* _What is needed_
Return each line in the records below that includes "selected".

────────

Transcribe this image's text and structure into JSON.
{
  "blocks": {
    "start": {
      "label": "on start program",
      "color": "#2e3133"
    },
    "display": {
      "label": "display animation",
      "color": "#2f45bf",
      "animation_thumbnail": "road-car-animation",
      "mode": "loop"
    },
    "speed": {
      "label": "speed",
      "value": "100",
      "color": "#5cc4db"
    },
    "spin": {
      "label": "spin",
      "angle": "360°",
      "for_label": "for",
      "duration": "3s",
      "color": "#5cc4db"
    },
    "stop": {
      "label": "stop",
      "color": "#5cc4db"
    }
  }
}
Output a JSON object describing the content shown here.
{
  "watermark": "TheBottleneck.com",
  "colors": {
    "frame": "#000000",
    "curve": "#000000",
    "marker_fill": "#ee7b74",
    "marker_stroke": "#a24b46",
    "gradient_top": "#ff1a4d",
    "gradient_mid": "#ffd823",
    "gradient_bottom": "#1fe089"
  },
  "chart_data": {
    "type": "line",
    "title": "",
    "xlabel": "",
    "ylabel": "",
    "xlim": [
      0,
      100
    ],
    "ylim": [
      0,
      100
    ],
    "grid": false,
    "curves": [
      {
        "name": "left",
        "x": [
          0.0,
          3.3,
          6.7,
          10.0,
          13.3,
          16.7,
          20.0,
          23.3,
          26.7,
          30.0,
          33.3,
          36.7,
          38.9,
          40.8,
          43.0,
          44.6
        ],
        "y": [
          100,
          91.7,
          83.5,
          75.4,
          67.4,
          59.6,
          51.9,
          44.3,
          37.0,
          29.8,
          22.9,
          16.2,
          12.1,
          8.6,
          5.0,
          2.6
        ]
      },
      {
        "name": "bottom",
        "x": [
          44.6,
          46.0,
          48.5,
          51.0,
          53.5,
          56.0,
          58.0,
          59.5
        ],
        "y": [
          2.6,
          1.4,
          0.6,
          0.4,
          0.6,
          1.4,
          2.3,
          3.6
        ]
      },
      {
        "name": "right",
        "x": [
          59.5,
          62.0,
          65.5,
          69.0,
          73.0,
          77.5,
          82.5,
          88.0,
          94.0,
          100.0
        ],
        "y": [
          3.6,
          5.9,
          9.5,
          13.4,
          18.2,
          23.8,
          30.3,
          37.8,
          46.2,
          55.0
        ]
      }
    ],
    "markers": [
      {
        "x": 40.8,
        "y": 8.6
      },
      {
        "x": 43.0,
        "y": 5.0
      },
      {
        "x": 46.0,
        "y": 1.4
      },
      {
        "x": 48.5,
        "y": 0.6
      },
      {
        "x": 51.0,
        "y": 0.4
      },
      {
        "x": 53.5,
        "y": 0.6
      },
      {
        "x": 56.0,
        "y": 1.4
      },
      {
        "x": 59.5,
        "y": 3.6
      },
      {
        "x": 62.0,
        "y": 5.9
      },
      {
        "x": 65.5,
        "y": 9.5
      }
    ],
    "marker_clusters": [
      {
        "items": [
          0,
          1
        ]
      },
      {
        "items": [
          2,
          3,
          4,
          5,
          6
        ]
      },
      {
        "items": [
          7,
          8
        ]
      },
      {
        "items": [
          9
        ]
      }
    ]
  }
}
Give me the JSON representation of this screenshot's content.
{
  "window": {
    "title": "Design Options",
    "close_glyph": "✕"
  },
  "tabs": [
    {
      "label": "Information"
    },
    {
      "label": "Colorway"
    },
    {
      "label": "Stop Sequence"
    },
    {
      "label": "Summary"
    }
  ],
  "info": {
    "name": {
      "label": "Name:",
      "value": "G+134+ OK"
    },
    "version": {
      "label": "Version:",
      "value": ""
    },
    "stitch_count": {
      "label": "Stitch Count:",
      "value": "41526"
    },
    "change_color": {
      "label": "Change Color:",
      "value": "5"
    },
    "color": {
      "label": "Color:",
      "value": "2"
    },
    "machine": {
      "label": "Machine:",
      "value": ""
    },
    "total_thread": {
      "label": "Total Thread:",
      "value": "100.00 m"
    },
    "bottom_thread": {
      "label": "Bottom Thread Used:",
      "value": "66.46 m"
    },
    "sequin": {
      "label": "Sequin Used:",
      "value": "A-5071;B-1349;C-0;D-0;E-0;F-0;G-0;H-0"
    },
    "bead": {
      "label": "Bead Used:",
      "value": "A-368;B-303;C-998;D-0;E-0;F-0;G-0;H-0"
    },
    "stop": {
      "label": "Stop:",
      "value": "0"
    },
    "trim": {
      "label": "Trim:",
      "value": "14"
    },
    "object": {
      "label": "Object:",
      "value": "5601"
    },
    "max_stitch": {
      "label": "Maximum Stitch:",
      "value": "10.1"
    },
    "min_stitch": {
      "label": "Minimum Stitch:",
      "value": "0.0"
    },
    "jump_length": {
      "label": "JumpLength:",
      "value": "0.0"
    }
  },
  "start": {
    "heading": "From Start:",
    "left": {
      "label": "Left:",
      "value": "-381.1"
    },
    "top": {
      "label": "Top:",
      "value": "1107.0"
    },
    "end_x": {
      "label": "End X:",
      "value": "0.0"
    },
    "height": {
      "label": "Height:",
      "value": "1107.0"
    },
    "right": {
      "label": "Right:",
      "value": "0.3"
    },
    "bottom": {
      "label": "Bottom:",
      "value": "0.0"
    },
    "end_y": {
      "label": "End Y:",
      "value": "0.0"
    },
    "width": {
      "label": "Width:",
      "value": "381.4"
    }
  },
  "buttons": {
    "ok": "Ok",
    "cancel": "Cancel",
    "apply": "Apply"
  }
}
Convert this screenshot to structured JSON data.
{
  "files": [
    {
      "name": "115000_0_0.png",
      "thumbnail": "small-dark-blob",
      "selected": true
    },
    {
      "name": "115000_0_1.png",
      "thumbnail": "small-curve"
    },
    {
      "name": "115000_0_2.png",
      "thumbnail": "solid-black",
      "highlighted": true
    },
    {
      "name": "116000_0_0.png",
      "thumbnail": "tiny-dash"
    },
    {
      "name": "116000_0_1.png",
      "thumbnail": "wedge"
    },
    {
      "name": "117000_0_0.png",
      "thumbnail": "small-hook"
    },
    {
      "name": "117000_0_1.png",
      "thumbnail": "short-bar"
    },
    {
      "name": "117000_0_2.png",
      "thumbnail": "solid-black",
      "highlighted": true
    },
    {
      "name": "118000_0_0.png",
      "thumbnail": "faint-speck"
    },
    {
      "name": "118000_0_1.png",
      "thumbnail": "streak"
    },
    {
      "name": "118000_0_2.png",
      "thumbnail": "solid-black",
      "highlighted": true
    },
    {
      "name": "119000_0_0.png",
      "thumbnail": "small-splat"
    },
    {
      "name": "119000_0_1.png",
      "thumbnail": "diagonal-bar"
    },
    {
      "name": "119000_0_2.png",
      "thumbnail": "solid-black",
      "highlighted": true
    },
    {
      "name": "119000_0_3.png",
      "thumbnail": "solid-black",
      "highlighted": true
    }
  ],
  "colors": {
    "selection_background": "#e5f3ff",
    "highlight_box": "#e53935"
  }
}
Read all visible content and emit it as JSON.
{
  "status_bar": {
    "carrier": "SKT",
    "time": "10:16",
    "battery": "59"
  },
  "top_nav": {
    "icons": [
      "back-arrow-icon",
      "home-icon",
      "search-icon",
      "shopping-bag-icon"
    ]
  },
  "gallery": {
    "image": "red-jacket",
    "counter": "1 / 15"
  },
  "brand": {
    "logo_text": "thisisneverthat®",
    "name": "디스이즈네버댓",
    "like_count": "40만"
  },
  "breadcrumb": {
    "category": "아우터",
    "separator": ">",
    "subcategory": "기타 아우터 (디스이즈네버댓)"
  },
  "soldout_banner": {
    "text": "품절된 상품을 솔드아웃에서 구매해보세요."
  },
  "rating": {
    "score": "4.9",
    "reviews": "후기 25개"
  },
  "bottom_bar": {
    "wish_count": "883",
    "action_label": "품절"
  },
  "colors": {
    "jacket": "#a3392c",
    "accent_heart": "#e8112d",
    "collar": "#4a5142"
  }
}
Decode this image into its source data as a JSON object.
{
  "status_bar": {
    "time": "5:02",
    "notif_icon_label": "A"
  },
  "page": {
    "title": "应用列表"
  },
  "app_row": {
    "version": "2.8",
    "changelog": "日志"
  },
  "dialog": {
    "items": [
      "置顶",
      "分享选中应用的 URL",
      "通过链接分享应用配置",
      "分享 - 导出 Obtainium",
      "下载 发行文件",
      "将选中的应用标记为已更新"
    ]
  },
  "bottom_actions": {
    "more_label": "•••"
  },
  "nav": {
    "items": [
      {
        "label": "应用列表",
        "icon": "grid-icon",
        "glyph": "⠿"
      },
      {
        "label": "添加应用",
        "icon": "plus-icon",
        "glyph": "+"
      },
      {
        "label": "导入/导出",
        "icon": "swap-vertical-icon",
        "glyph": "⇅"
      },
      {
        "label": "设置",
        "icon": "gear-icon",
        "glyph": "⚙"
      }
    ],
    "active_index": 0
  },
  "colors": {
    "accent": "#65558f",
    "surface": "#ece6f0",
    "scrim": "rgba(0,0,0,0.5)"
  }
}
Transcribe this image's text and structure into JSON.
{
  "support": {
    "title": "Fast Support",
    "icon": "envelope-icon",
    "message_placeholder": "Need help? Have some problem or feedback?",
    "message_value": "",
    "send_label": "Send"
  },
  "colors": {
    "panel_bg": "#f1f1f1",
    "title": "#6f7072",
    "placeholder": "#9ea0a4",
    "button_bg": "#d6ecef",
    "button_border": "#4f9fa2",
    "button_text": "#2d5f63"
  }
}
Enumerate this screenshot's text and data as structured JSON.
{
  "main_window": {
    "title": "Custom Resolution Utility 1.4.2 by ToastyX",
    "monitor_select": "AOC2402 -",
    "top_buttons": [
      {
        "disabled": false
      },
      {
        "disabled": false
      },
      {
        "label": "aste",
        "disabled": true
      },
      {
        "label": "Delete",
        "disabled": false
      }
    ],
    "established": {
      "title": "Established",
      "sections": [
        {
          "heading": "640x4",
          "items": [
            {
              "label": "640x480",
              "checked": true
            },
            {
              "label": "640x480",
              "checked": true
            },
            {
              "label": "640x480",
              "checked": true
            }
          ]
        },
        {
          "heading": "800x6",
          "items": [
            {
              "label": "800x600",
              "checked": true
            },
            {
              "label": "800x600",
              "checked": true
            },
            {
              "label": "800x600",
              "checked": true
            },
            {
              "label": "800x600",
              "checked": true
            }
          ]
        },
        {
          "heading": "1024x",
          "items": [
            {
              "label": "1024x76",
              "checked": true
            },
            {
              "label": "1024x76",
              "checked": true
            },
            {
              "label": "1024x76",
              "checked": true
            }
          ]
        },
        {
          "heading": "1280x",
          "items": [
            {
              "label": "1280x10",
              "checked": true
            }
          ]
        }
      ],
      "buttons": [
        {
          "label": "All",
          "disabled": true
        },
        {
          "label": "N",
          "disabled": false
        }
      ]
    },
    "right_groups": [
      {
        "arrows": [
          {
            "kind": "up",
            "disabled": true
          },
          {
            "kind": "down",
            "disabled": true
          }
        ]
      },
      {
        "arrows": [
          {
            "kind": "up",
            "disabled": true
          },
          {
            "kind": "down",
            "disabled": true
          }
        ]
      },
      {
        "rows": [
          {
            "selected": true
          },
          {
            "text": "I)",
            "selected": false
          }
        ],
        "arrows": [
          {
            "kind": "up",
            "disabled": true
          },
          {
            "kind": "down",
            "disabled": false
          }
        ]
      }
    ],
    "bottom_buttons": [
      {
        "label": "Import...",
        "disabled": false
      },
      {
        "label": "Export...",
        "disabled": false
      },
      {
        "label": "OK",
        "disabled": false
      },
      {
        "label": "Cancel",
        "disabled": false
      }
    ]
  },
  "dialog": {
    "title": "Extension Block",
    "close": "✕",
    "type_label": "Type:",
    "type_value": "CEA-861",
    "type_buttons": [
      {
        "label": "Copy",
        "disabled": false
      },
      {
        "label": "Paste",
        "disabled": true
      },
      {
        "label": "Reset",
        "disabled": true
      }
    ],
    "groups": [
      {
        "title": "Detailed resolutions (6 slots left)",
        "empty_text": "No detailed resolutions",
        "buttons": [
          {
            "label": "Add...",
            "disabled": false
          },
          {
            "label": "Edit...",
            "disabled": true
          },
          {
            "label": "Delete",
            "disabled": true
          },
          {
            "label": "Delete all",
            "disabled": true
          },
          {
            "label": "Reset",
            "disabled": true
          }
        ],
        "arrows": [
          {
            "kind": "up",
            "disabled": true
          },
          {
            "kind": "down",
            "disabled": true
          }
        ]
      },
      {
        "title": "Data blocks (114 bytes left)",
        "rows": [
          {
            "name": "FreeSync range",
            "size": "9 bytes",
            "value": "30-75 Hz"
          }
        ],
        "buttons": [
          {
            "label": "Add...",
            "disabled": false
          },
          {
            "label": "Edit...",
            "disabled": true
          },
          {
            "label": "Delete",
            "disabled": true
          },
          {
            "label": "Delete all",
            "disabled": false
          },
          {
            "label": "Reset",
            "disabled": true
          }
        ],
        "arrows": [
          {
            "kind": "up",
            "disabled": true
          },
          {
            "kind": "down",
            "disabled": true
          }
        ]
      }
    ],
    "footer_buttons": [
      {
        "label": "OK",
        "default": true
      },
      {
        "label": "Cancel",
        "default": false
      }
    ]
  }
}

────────

* _Output below_
      "selected": true
            "selected": true
            "selected": false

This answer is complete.